By engaging in these practices it is thought that students will learn to more effectively communicate scientific knowledge, improve their procedural understanding and allow them to develop as authentic scientists.
However, it seems that the findings from large-scale studies, such as PISA, do not unequivocally support this view, indeed, they appear to contradict currently accepted theories relating to teaching and learning.
The graph below shows a puzzling relationship between the frequency with which students are involved in scientific argumentation and their overall score in the PISA assessment. The data appear to suggest that scores decrease with more frequent engagement in scientific argumentation. The graph shows only a selection of participating nations (the UK and some of its closest neighbours), but the picture across the world seems to be quite similar. (Apologies to maths specialists who probably will not like my use of a line graphs in this situation, but I think they help to illustrate the point quite well).
In addition, if we look at the reported frequency of the participating UK students’ involvement in a range of pedagogical strategies and their overall PISA scores, we again see some surprising results.
The data appear to suggest that independent or student led activities do not support outcomes as effectively as more traditional teacher led activities, which seem to have a more positive impact, in terms of overall PISA scores. The green line indicates the impact of teachers clearly explaining scientific ideas to their students. The more this happens, the better the outcome for students.
Amongst these possibly counter-intuitive messages, the graphs do appear to suggest that there is likely to be an optimum combination of teaching and learning strategies. A 2017 report by McKinsey and Company describes this ‘sweet-spot’ or blend of teaching styles which are likely to produce the best outcomes in PISA.
What then, should we remember when looking at these sometimes surprising findings?

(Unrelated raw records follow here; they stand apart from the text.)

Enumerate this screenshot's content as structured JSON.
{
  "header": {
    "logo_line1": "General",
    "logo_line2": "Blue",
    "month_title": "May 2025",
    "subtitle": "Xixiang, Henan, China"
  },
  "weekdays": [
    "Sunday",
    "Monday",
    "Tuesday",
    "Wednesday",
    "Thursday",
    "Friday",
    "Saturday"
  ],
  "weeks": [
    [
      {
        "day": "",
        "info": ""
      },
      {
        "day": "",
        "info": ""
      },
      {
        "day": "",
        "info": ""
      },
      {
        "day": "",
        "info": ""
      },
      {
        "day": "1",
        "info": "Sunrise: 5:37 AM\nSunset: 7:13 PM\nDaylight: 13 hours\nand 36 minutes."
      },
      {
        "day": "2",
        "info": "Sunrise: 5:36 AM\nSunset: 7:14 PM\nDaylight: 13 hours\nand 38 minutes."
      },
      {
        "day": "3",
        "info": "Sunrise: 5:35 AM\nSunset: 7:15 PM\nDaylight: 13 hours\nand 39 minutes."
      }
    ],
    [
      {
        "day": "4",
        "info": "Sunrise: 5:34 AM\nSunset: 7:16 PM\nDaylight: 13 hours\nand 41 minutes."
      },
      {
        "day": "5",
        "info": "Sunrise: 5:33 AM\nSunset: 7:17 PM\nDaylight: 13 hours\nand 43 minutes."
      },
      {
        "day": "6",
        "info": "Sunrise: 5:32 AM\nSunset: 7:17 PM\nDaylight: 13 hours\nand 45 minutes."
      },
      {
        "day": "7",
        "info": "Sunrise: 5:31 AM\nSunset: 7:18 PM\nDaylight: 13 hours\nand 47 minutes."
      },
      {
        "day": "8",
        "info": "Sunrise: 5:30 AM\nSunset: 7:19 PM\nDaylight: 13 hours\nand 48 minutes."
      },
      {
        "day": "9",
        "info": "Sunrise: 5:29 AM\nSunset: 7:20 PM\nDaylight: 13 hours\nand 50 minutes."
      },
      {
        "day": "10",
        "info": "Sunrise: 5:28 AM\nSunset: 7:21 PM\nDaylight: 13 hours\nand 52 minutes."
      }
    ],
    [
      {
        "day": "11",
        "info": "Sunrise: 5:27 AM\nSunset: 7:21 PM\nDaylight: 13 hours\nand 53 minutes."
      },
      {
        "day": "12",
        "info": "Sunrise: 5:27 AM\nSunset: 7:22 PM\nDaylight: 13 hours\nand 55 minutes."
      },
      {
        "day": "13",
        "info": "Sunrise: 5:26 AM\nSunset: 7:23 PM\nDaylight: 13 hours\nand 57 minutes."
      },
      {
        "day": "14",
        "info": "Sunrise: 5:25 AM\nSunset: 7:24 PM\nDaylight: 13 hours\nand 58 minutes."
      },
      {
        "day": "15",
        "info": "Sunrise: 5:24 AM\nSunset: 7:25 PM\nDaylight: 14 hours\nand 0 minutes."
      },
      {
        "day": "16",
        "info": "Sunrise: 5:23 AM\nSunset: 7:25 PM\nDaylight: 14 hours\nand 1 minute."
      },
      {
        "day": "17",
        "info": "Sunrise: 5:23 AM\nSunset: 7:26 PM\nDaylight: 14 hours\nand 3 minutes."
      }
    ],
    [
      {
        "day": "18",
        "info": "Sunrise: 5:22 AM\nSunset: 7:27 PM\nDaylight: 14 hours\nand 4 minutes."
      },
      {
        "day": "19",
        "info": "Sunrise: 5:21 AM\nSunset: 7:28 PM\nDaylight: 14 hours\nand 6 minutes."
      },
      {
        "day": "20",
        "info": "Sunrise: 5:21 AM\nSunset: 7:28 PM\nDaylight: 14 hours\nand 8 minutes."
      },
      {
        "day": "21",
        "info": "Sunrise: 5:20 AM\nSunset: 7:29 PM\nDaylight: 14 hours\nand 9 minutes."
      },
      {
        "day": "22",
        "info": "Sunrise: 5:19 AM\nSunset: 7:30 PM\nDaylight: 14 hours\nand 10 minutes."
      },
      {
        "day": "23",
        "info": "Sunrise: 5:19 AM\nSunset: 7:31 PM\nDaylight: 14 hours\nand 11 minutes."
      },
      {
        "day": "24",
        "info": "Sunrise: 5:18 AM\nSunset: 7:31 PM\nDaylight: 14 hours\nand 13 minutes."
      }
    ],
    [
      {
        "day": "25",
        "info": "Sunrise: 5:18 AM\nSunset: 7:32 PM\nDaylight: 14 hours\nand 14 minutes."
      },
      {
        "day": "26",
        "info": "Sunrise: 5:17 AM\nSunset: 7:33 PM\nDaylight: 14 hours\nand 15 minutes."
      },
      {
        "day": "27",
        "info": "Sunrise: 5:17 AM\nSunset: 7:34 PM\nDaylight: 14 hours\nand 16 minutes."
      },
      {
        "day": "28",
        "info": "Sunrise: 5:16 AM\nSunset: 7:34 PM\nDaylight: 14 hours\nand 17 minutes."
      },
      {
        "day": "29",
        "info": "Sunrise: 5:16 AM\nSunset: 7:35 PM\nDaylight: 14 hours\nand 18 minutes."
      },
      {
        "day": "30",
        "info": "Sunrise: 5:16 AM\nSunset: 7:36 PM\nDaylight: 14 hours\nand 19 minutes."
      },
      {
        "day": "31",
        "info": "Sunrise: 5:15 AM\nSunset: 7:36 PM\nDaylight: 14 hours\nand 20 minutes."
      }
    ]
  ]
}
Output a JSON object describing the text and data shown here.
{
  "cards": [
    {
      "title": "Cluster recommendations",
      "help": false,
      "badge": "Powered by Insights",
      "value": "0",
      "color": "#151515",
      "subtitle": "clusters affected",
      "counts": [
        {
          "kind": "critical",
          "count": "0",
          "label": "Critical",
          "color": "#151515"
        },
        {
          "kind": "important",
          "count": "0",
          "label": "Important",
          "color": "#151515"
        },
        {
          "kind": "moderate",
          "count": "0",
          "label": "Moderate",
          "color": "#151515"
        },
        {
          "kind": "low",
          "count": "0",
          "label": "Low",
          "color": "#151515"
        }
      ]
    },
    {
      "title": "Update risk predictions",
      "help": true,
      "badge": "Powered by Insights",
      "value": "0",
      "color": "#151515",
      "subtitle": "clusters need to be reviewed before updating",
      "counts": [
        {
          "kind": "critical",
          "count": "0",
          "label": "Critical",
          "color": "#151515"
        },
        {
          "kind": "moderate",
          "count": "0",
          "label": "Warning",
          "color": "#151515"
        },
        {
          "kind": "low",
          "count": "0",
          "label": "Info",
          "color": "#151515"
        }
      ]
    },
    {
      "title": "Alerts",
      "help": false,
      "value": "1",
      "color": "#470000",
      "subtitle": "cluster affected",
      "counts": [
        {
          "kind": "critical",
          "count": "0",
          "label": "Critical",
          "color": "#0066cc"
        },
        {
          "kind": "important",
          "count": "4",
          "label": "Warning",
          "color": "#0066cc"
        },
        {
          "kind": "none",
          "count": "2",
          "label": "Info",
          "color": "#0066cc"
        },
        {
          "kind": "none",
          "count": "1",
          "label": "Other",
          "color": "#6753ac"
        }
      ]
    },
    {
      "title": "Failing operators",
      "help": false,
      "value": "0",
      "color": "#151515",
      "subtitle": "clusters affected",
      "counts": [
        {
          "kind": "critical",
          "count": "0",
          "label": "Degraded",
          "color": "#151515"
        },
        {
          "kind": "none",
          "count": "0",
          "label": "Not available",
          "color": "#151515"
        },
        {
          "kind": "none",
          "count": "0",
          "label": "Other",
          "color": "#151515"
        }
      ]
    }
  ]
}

Effective teachers are skilled in drawing together different strands of evidence to form an overall impression of how well their students are performing. This is the art of assessment and the most effective practitioners will act upon this collated information, using it to inform their teaching to best support their students, helping them to make further progress.
In the next post, we will explore the evidence behind a blended-strategies model which teachers may wish to consider.
Driver, R., Newton, P., & Osborne, J. (2000). Establishing the norms of scientific argumentation in classrooms. Science education, 84(3), 287-312.
Duschl, R. A., & Osborne, J. (2002). Supporting and promoting argumentation discourse in science education.
Kind, P. M. (2013). Establishing assessment scales using a novel disciplinary rationale for scientific reasoning. Journal of Research in Science Teaching, 50(5), 530-560.
Lazonder, A. W., & Harmsen, R. (2016). Meta-analysis of inquiry-based learning: Effects of guidance. Review of Educational Research, 86(3), 681-718.
Lederman, J. S., Lederman, N. G., Bartos, S. A., Bartels, S. L., Meyer, A. A., & Schwartz, R. S. (2014). Meaningful assessment of learners' understandings about scientific inquiry—The views about scientific inquiry (VASI) questionnaire. Journal of Research in Science Teaching, 51(1), 65-83.
Macpherson, A. C. (2016). A comparison of scientists’ arguments and school argumentation tasks. Science Education, 100(6), 1062-1091.
Van der Vleuten, C. P., Schuwirth, L. W. T., Driessen, E. W., Dijkstra, J., Tigelaar, D., Baartman, L. K. J., & van Tartwijk, J. (2012). A model for programmatic assessment fit for purpose. Medical teacher, 34(3), 205-214.
Van Der Vleuten, C. P., Schuwirth, L. W. T., Driessen, E. W., Govaerts, M. J. B., & Heeneman, S. (2015). Twelve tips for programmatic assessment. Medical teacher, 37(7), 641-646.